Working from the entries below, tally each line that holds "label". Give the tally and nothing else.

Items from an interface collection
***
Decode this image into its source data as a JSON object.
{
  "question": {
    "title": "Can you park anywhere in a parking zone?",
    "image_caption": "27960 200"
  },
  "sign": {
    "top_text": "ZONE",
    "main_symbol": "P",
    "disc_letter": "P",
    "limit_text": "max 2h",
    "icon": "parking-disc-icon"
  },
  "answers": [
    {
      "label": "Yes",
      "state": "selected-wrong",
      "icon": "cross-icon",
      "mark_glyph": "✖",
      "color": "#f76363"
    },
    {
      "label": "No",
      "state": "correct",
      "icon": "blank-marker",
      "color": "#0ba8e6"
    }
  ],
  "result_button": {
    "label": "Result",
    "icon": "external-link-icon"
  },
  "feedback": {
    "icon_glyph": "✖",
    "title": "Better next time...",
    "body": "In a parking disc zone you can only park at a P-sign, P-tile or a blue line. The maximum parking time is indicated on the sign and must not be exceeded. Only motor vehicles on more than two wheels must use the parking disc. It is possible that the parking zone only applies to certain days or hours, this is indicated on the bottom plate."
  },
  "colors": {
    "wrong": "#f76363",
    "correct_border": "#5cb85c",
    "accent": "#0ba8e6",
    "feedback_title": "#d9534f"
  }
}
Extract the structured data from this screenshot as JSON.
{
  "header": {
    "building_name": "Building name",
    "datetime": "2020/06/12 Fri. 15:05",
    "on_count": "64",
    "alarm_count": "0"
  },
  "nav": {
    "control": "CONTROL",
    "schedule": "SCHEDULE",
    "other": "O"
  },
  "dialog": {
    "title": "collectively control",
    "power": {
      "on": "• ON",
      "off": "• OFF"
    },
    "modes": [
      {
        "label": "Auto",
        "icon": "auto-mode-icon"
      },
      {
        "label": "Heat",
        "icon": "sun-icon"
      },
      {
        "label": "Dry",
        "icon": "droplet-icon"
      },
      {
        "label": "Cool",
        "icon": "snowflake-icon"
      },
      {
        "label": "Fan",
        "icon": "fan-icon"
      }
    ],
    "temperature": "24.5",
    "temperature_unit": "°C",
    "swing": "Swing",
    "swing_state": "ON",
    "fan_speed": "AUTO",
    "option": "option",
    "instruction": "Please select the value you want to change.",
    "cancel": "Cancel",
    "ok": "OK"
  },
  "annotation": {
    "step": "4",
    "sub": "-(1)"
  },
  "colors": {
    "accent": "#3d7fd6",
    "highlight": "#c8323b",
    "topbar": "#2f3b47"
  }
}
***
=== Output for this exercise ===
8